Lexington graduated from high school this spring and will pursue a degree in music. Browning said he is the only family member who has chosen to pursue music as a career. He was introduced to the violin by an elementary teacher.
“Lexington didn’t want to play initially. Now he’s so glad that my mother made him practice — he’s really grateful for the gift,” Browning said.
“I feel my musical family, past and present, around me when I perform,” Lexington said. “Whenever I feel overwhelmed or unsure, it is my grandfather’s presence that is particularly strong, and I can feel him guiding me through my uncertainties.”
He has also followed in his grandfather’s footsteps of giving back to others. He recently presented a violin to Karson Bone, a Little Rock elementary school student. APME heard of Karson’s attachment to the instrument through his school counselor. After being introduced to the violin, he began carrying a laminated likeness of the instrument with him everywhere.
“I didn’t realize, I’d get so much pleasure from working with younger children. I can see myself in them, and there is a musical understanding between us,” Lexington said.
Lorenzo Smith, music instructor, gives Karson lessons free of charge. “Karson is inspired. Initially, Lorenzo was skeptical, he’s offered free lessons to many students over the years and not many stick with it, but Karson won him over. He’s just incredible. He was excited about receiving the instrument, and at his first lesson with Lorenzo, he said, ‘I remember everything Lexington taught me,’” Browning said.
Karson will perform during the APME weeklong celebration. The budding musician is just one who owes a debt to a Porter. Browning said, “The musicians who take part [in A Work of Art] donate their time and talent. So many of them knew Art Jr. and Dad. They’ve said they’re honored to be a part. ‘We sat at your father’s feet … he mentored us. We owe him thanks, and because of Art Jr. so many of us played in clubs when we were young.’”
During the APME’s first tenure, they awarded scholarships to five college-bound students. Monies raised last year and this will build that fund, and Browning said they plan to resume the awards next year. “We hope to give more scholarships in larger amounts. That’s our purpose … to carry out Dad’s dream, so the more we give, the happier we’ll be.”
For more information log onto artporter.org or visit their Facebook page under Art Porter Music Education.

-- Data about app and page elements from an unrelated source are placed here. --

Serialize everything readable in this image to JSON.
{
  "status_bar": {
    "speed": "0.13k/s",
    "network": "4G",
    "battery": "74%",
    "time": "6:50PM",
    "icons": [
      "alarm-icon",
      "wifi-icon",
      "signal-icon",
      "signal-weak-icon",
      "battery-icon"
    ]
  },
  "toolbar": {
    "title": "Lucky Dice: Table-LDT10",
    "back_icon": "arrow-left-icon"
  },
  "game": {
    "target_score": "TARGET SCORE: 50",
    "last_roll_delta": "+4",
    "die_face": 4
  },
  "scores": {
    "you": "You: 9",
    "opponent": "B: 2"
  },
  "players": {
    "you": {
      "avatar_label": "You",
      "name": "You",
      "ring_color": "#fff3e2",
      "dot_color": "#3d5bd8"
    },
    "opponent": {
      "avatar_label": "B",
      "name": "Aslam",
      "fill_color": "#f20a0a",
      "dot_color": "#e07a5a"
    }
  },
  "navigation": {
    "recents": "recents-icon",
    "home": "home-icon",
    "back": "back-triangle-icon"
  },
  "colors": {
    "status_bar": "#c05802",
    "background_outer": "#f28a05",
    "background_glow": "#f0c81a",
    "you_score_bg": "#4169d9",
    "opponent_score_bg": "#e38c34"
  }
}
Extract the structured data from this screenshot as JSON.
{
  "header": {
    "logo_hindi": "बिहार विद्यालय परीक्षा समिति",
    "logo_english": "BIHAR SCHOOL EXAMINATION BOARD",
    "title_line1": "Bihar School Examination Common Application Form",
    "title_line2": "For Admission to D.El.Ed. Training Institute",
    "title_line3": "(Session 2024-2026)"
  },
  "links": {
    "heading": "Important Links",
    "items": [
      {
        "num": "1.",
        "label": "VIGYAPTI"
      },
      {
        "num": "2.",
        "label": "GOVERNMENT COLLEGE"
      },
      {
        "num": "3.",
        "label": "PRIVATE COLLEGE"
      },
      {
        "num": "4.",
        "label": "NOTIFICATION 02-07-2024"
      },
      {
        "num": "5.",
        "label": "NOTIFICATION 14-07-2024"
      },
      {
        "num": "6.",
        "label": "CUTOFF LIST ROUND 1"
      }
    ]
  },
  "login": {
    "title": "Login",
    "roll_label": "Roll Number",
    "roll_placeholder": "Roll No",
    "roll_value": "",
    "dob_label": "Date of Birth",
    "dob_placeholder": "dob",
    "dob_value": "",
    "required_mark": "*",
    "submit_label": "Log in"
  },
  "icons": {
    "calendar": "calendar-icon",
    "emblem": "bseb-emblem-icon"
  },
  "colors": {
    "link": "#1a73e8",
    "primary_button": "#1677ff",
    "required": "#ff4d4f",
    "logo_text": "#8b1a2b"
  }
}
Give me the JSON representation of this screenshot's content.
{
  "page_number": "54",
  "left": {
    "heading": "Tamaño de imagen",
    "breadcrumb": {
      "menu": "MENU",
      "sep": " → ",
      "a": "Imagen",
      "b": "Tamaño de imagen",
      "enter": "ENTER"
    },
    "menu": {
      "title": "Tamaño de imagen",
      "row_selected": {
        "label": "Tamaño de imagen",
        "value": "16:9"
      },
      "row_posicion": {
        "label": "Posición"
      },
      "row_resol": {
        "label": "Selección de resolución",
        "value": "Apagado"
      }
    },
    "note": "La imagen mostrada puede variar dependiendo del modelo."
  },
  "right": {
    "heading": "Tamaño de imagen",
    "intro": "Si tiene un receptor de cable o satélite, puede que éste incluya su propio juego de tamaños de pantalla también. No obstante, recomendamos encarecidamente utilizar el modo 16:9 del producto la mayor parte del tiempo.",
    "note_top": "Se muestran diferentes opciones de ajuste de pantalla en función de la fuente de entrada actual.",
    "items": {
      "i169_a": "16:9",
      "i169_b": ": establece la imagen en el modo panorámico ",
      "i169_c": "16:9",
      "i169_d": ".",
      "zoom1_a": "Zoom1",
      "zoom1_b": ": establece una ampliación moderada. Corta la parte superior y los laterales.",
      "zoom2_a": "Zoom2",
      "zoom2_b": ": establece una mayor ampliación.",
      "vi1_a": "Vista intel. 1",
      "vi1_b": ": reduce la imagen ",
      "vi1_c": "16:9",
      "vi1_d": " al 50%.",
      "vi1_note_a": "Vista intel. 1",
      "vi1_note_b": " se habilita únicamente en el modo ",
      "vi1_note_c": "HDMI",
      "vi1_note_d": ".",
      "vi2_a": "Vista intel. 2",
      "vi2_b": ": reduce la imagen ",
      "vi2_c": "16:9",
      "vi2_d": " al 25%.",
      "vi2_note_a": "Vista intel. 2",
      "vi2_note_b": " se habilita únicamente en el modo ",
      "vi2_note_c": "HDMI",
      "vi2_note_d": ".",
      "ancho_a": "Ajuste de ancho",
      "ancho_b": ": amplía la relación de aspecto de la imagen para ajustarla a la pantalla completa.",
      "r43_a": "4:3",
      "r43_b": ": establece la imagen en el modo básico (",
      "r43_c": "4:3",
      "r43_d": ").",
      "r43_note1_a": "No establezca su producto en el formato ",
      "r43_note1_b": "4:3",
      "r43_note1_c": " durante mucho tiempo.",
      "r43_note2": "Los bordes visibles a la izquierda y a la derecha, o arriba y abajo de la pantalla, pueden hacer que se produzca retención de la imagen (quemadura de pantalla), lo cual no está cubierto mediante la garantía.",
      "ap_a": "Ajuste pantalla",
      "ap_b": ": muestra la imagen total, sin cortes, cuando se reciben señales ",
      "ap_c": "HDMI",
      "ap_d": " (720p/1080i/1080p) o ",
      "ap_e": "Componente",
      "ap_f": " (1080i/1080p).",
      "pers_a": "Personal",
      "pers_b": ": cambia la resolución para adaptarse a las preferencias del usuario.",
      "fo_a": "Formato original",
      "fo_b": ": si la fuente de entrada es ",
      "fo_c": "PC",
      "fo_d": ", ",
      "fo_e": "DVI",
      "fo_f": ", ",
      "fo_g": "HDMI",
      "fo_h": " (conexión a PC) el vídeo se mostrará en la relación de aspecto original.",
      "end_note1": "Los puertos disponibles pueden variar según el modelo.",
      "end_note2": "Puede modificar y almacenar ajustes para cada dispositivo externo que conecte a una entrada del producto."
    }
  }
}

Events during A Work of Art 2012
“Minors in Music”
Noon, July 30
Little Rock City Hall
Art Porter Music Institute participants, including Karson Bone, perform.
“Noonday Jazz with Minors in Music”
Noon, July 31
Metropolitan Bank Plaza
Art Porter Music Institute participants perform.
“A Jazz Reunion with James Leary”
7 p.m., 9 p.m., Aug. 1
Concert featuring James Leary, bassist, Count Basie Band, local musicians and Central High All-Region Jazz Band bassist Kaleb Greene; $20 per person.
“Porter Players Jam Session”
7 p.m., Aug. 2
Local musicians pay tribute to the “Arts”; free admission.
“Keys on the River featuring Alex Bugnon”
6 p.m., 9 p.m. Aug. 3
The House Band will open and at 9 p.m., renowned pianist and composer Alex Bugnon will be the featured artist playing with local and regional musicians; $25 per person.
“A Jazzy Affair featuring Will Downing”
7 p.m., Aug. 4
Clear Channel Metroplex
Evening includes opening act Fingerprints with special guest violinist Lexington Porter and concert with famed jazz and R&B vocalist Will Downing.